The Death of a Dream

Music has always been my one great love. I never fantasized about marriage or kids – that would have been too easy. My daydreams were always limited to visions of rock stardom and large amounts of wealth. I believed my band and I would write sweeping, epic masterpieces and tour the world performing them. I would have a giant house, and buy giant houses for every member of my family. I would meet fascinating people, and they would find me fascinating. I would become that elusive, magical thing that I heard in every piece of music I loved. From the age of 8, that was the only thing my heart desired.

In retrospect, it’s possible to see how the dream was lost from the beginning. For one thing, I didn’t even like my own music. (My mom did, that seemed like enough.) For another, I hate performing live. I have the worst stage fright known to man, and shake like a Chihuahua when you put me in front of an audience. What kind of masochist wants to be a rock star when they hate being the center of attention? When I break it down, what was it exactly that I wanted?

Growing up, I was obsessed with the radio. My clock radio/cassette recorder and I spent many long hours together, me waiting breathlessly with my finger on the “record” button so I could capture my favorite song when it came on. When the song did finally enter my ears, I was transfixed and elated – I felt joined with something much bigger than myself. It was this feeling that drove me to dream so hard, not the love of performing. I wanted to become that feeling, for it to be permanently fixed in my heart and mind. Believing anything outside of myself would make this possible was perhaps my first mistake.

When it finally dawned on me that my life-long dream of becoming a famous songwriter was not going to come to fruition, I went to bed. Not for the night, but for 3 weeks. I was heartbroken. All around me I saw people succeeding with their music, and it made me miserable.
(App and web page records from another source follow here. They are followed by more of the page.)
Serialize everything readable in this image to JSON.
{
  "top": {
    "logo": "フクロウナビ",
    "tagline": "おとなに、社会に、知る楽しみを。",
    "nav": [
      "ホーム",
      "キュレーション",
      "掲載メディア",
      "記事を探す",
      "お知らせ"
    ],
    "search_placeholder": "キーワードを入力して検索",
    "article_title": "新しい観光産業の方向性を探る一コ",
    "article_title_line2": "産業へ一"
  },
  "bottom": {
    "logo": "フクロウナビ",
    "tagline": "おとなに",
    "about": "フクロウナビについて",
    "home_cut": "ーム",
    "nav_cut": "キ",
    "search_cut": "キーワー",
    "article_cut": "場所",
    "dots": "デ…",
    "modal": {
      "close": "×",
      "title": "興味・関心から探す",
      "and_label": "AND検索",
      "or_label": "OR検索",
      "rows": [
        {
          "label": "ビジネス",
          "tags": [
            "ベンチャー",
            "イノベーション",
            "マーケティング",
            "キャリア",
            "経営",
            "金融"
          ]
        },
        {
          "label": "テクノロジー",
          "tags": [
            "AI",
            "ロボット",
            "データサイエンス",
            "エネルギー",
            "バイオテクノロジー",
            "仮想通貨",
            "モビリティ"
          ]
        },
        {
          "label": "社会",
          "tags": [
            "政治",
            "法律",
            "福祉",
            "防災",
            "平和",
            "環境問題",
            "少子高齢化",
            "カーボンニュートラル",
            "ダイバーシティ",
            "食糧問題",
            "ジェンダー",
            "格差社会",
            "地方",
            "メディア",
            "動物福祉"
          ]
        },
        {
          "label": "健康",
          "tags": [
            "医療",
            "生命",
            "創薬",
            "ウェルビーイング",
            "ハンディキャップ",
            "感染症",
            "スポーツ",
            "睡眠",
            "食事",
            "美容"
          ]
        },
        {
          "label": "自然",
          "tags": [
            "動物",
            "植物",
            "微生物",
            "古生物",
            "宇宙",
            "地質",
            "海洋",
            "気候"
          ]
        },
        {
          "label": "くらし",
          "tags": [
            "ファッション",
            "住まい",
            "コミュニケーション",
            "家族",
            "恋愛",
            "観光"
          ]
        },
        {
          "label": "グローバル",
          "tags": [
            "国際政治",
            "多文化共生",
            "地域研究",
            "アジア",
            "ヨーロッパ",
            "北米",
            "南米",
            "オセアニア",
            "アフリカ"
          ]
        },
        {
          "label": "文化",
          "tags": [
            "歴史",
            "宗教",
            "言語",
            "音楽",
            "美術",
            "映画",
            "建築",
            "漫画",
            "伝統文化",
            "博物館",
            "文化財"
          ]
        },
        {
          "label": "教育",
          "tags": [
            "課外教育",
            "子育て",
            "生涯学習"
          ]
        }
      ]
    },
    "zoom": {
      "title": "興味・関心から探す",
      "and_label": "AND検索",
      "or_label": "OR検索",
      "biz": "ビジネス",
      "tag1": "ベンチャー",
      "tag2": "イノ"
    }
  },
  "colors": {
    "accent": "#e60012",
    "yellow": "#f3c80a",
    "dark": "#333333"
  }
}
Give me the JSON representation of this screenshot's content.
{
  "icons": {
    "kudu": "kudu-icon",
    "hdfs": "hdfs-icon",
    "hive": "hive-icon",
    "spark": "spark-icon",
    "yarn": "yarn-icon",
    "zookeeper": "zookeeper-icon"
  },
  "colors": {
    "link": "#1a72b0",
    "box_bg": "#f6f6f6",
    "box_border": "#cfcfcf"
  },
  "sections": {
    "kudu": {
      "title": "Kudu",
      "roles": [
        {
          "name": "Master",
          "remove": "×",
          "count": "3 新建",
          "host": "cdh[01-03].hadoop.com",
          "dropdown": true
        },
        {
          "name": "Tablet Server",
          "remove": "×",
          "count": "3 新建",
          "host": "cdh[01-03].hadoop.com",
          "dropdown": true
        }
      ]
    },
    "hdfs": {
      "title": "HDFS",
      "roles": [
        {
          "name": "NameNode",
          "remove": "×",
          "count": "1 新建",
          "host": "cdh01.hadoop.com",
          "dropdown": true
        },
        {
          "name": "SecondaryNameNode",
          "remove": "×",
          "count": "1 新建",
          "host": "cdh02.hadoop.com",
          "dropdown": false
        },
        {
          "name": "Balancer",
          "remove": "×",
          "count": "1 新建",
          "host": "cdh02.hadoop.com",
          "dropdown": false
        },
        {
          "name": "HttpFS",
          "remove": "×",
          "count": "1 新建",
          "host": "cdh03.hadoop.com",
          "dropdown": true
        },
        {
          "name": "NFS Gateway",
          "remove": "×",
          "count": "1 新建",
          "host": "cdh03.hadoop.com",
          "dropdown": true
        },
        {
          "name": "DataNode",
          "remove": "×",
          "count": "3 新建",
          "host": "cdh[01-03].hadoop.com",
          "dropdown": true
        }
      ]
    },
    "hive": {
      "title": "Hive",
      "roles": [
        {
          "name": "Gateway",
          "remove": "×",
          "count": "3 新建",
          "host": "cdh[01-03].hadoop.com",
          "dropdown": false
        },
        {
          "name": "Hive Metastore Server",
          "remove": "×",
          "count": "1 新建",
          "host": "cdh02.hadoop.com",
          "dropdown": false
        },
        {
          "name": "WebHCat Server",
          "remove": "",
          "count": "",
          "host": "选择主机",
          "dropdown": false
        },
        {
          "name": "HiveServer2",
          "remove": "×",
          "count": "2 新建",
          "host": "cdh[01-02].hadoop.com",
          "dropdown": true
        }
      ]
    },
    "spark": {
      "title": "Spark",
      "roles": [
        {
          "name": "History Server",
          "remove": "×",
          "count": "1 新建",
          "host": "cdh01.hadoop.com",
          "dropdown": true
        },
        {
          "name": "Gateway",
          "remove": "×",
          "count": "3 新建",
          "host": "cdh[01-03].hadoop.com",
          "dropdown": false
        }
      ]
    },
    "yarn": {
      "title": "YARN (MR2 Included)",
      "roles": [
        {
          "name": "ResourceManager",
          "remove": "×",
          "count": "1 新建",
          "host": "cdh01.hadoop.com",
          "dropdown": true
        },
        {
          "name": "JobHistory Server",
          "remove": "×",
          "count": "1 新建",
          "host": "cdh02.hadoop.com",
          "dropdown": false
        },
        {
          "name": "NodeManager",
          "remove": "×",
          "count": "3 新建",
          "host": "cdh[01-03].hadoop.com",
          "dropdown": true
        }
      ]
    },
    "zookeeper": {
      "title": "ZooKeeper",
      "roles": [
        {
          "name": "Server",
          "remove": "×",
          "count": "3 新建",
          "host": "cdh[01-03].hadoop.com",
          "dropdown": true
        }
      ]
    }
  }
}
Why couldn’t I have my dream when it seemed to happen to people all the time?

Later on I would tell my therapist that I equated music with God. Somewhere in my 8-year-old mind, I connected my musical heros with that great mysterious power. Call it God, or divinity or whatever, but that is what I was pining for all along.

I think this is true of everyone. Whether your prevailing desire is love, success, money or fame, the underlying hunger is to be deeply connected with something. Regardless of life’s circumstances, this connection is possible. The trick is that it isn’t something you can chase after. What’s the point in chasing something that is with you all along?

So the dream is forced to take new shape, and the path becomes something a little more obscure. For some people it’s religion or meditation. For others it’s immersion in a hobby or a sport. For me, my great joy (and still sometimes sorrow) remains music. Whatever the thing that brings stillness or awareness to your mind, the ultimate goal is complete acceptance of every waking moment.

I’ve since accepted that it was not my fate to become a rock star, or to be obscenely wealthy. Instead, my fortune is a series of small revelations in the department of personal evolution. Instead of the trappings of fame and fortune, I have managed to gain some wisdom. And if wisdom leads me to a greater peace and happiness, then absolutely nothing has been lost.


Anonymous said...

If performing isn't your thing you could still find the magical connection in producing or managing. Maybe you should run a website or radio show?

scottdammit! said...

Amen. Wealth and Fame don't always equate to happiness (we can thank Hollywood for providing us with the proof).
Whatever you do, don't stop doing it.I'll be here waiting with open ears.

And far be it for me to give you any advice on your career path, But have you scored any good movies lately?

Justine said...

You always embody my experience in words.

KleoPatra said...

lI'm with justine there, rachel.

I had a connection with something too. I loved music as did you, but my connection to a G-d-like thing was less ephermal.

My connection was with baseball players, specifically the Chicago Cubs, for a long, long time. When i was a kid, way before i would even sense that "groupie" was something to which i might one day aspire (or rather, the opposite of aspire, but there's no good word for it), i needed to be a part of them... and i went about that part in some very hilarious (and yes, alas, non-sexual) ways...

Odd. Delusional.

Music, the way you felt connected, on the other hand, was and IS, far from delusional, and certainly not odd. It's rational and it's acceptable and best of all it's possible for you. How cool that is!

Chasing the dream of finding your heart and soul (that's the connection to G-d) in music, Rachel, is beautiful. And as i've learned, my heart and soul were not to be found by running around to Wrigley Field every day to flirt with 20- and 30-something baseball players when you're 12 years old.